* [DATA PROVIDED]
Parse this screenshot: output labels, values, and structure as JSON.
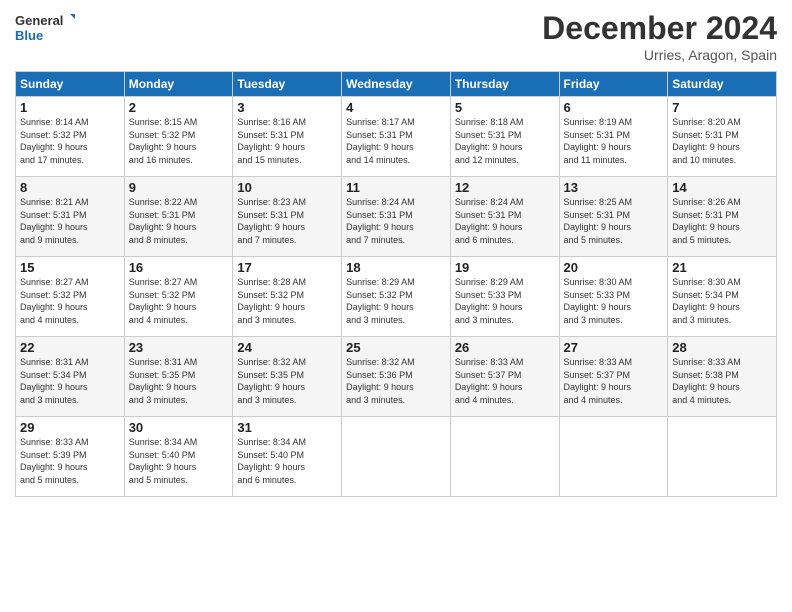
{
  "logo": {
    "line1": "General",
    "line2": "Blue"
  },
  "header": {
    "title": "December 2024",
    "location": "Urries, Aragon, Spain"
  },
  "weekdays": [
    "Sunday",
    "Monday",
    "Tuesday",
    "Wednesday",
    "Thursday",
    "Friday",
    "Saturday"
  ],
  "weeks": [
    [
      {
        "day": "1",
        "info": "Sunrise: 8:14 AM\nSunset: 5:32 PM\nDaylight: 9 hours\nand 17 minutes."
      },
      {
        "day": "2",
        "info": "Sunrise: 8:15 AM\nSunset: 5:32 PM\nDaylight: 9 hours\nand 16 minutes."
      },
      {
        "day": "3",
        "info": "Sunrise: 8:16 AM\nSunset: 5:31 PM\nDaylight: 9 hours\nand 15 minutes."
      },
      {
        "day": "4",
        "info": "Sunrise: 8:17 AM\nSunset: 5:31 PM\nDaylight: 9 hours\nand 14 minutes."
      },
      {
        "day": "5",
        "info": "Sunrise: 8:18 AM\nSunset: 5:31 PM\nDaylight: 9 hours\nand 12 minutes."
      },
      {
        "day": "6",
        "info": "Sunrise: 8:19 AM\nSunset: 5:31 PM\nDaylight: 9 hours\nand 11 minutes."
      },
      {
        "day": "7",
        "info": "Sunrise: 8:20 AM\nSunset: 5:31 PM\nDaylight: 9 hours\nand 10 minutes."
      }
    ],
    [
      {
        "day": "8",
        "info": "Sunrise: 8:21 AM\nSunset: 5:31 PM\nDaylight: 9 hours\nand 9 minutes."
      },
      {
        "day": "9",
        "info": "Sunrise: 8:22 AM\nSunset: 5:31 PM\nDaylight: 9 hours\nand 8 minutes."
      },
      {
        "day": "10",
        "info": "Sunrise: 8:23 AM\nSunset: 5:31 PM\nDaylight: 9 hours\nand 7 minutes."
      },
      {
        "day": "11",
        "info": "Sunrise: 8:24 AM\nSunset: 5:31 PM\nDaylight: 9 hours\nand 7 minutes."
      },
      {
        "day": "12",
        "info": "Sunrise: 8:24 AM\nSunset: 5:31 PM\nDaylight: 9 hours\nand 6 minutes."
      },
      {
        "day": "13",
        "info": "Sunrise: 8:25 AM\nSunset: 5:31 PM\nDaylight: 9 hours\nand 5 minutes."
      },
      {
        "day": "14",
        "info": "Sunrise: 8:26 AM\nSunset: 5:31 PM\nDaylight: 9 hours\nand 5 minutes."
      }
    ],
    [
      {
        "day": "15",
        "info": "Sunrise: 8:27 AM\nSunset: 5:32 PM\nDaylight: 9 hours\nand 4 minutes."
      },
      {
        "day": "16",
        "info": "Sunrise: 8:27 AM\nSunset: 5:32 PM\nDaylight: 9 hours\nand 4 minutes."
      },
      {
        "day": "17",
        "info": "Sunrise: 8:28 AM\nSunset: 5:32 PM\nDaylight: 9 hours\nand 3 minutes."
      },
      {
        "day": "18",
        "info": "Sunrise: 8:29 AM\nSunset: 5:32 PM\nDaylight: 9 hours\nand 3 minutes."
      },
      {
        "day": "19",
        "info": "Sunrise: 8:29 AM\nSunset: 5:33 PM\nDaylight: 9 hours\nand 3 minutes."
      },
      {
        "day": "20",
        "info": "Sunrise: 8:30 AM\nSunset: 5:33 PM\nDaylight: 9 hours\nand 3 minutes."
      },
      {
        "day": "21",
        "info": "Sunrise: 8:30 AM\nSunset: 5:34 PM\nDaylight: 9 hours\nand 3 minutes."
      }
    ],
    [
      {
        "day": "22",
        "info": "Sunrise: 8:31 AM\nSunset: 5:34 PM\nDaylight: 9 hours\nand 3 minutes."
      },
      {
        "day": "23",
        "info": "Sunrise: 8:31 AM\nSunset: 5:35 PM\nDaylight: 9 hours\nand 3 minutes."
      },
      {
        "day": "24",
        "info": "Sunrise: 8:32 AM\nSunset: 5:35 PM\nDaylight: 9 hours\nand 3 minutes."
      },
      {
        "day": "25",
        "info": "Sunrise: 8:32 AM\nSunset: 5:36 PM\nDaylight: 9 hours\nand 3 minutes."
      },
      {
        "day": "26",
        "info": "Sunrise: 8:33 AM\nSunset: 5:37 PM\nDaylight: 9 hours\nand 4 minutes."
      },
      {
        "day": "27",
        "info": "Sunrise: 8:33 AM\nSunset: 5:37 PM\nDaylight: 9 hours\nand 4 minutes."
      },
      {
        "day": "28",
        "info": "Sunrise: 8:33 AM\nSunset: 5:38 PM\nDaylight: 9 hours\nand 4 minutes."
      }
    ],
    [
      {
        "day": "29",
        "info": "Sunrise: 8:33 AM\nSunset: 5:39 PM\nDaylight: 9 hours\nand 5 minutes."
      },
      {
        "day": "30",
        "info": "Sunrise: 8:34 AM\nSunset: 5:40 PM\nDaylight: 9 hours\nand 5 minutes."
      },
      {
        "day": "31",
        "info": "Sunrise: 8:34 AM\nSunset: 5:40 PM\nDaylight: 9 hours\nand 6 minutes."
      },
      null,
      null,
      null,
      null
    ]
  ]
}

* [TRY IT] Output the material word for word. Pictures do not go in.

* [REPLY TO THE TASK]
Parse this screenshot: output labels, values, and structure as JSON.
{
  "logo": {
    "line1": "General",
    "line2": "Blue"
  },
  "header": {
    "title": "December 2024",
    "location": "Urries, Aragon, Spain"
  },
  "weekdays": [
    "Sunday",
    "Monday",
    "Tuesday",
    "Wednesday",
    "Thursday",
    "Friday",
    "Saturday"
  ],
  "weeks": [
    [
      {
        "day": "1",
        "info": "Sunrise: 8:14 AM\nSunset: 5:32 PM\nDaylight: 9 hours\nand 17 minutes."
      },
      {
        "day": "2",
        "info": "Sunrise: 8:15 AM\nSunset: 5:32 PM\nDaylight: 9 hours\nand 16 minutes."
      },
      {
        "day": "3",
        "info": "Sunrise: 8:16 AM\nSunset: 5:31 PM\nDaylight: 9 hours\nand 15 minutes."
      },
      {
        "day": "4",
        "info": "Sunrise: 8:17 AM\nSunset: 5:31 PM\nDaylight: 9 hours\nand 14 minutes."
      },
      {
        "day": "5",
        "info": "Sunrise: 8:18 AM\nSunset: 5:31 PM\nDaylight: 9 hours\nand 12 minutes."
      },
      {
        "day": "6",
        "info": "Sunrise: 8:19 AM\nSunset: 5:31 PM\nDaylight: 9 hours\nand 11 minutes."
      },
      {
        "day": "7",
        "info": "Sunrise: 8:20 AM\nSunset: 5:31 PM\nDaylight: 9 hours\nand 10 minutes."
      }
    ],
    [
      {
        "day": "8",
        "info": "Sunrise: 8:21 AM\nSunset: 5:31 PM\nDaylight: 9 hours\nand 9 minutes."
      },
      {
        "day": "9",
        "info": "Sunrise: 8:22 AM\nSunset: 5:31 PM\nDaylight: 9 hours\nand 8 minutes."
      },
      {
        "day": "10",
        "info": "Sunrise: 8:23 AM\nSunset: 5:31 PM\nDaylight: 9 hours\nand 7 minutes."
      },
      {
        "day": "11",
        "info": "Sunrise: 8:24 AM\nSunset: 5:31 PM\nDaylight: 9 hours\nand 7 minutes."
      },
      {
        "day": "12",
        "info": "Sunrise: 8:24 AM\nSunset: 5:31 PM\nDaylight: 9 hours\nand 6 minutes."
      },
      {
        "day": "13",
        "info": "Sunrise: 8:25 AM\nSunset: 5:31 PM\nDaylight: 9 hours\nand 5 minutes."
      },
      {
        "day": "14",
        "info": "Sunrise: 8:26 AM\nSunset: 5:31 PM\nDaylight: 9 hours\nand 5 minutes."
      }
    ],
    [
      {
        "day": "15",
        "info": "Sunrise: 8:27 AM\nSunset: 5:32 PM\nDaylight: 9 hours\nand 4 minutes."
      },
      {
        "day": "16",
        "info": "Sunrise: 8:27 AM\nSunset: 5:32 PM\nDaylight: 9 hours\nand 4 minutes."
      },
      {
        "day": "17",
        "info": "Sunrise: 8:28 AM\nSunset: 5:32 PM\nDaylight: 9 hours\nand 3 minutes."
      },
      {
        "day": "18",
        "info": "Sunrise: 8:29 AM\nSunset: 5:32 PM\nDaylight: 9 hours\nand 3 minutes."
      },
      {
        "day": "19",
        "info": "Sunrise: 8:29 AM\nSunset: 5:33 PM\nDaylight: 9 hours\nand 3 minutes."
      },
      {
        "day": "20",
        "info": "Sunrise: 8:30 AM\nSunset: 5:33 PM\nDaylight: 9 hours\nand 3 minutes."
      },
      {
        "day": "21",
        "info": "Sunrise: 8:30 AM\nSunset: 5:34 PM\nDaylight: 9 hours\nand 3 minutes."
      }
    ],
    [
      {
        "day": "22",
        "info": "Sunrise: 8:31 AM\nSunset: 5:34 PM\nDaylight: 9 hours\nand 3 minutes."
      },
      {
        "day": "23",
        "info": "Sunrise: 8:31 AM\nSunset: 5:35 PM\nDaylight: 9 hours\nand 3 minutes."
      },
      {
        "day": "24",
        "info": "Sunrise: 8:32 AM\nSunset: 5:35 PM\nDaylight: 9 hours\nand 3 minutes."
      },
      {
        "day": "25",
        "info": "Sunrise: 8:32 AM\nSunset: 5:36 PM\nDaylight: 9 hours\nand 3 minutes."
      },
      {
        "day": "26",
        "info": "Sunrise: 8:33 AM\nSunset: 5:37 PM\nDaylight: 9 hours\nand 4 minutes."
      },
      {
        "day": "27",
        "info": "Sunrise: 8:33 AM\nSunset: 5:37 PM\nDaylight: 9 hours\nand 4 minutes."
      },
      {
        "day": "28",
        "info": "Sunrise: 8:33 AM\nSunset: 5:38 PM\nDaylight: 9 hours\nand 4 minutes."
      }
    ],
    [
      {
        "day": "29",
        "info": "Sunrise: 8:33 AM\nSunset: 5:39 PM\nDaylight: 9 hours\nand 5 minutes."
      },
      {
        "day": "30",
        "info": "Sunrise: 8:34 AM\nSunset: 5:40 PM\nDaylight: 9 hours\nand 5 minutes."
      },
      {
        "day": "31",
        "info": "Sunrise: 8:34 AM\nSunset: 5:40 PM\nDaylight: 9 hours\nand 6 minutes."
      },
      null,
      null,
      null,
      null
    ]
  ]
}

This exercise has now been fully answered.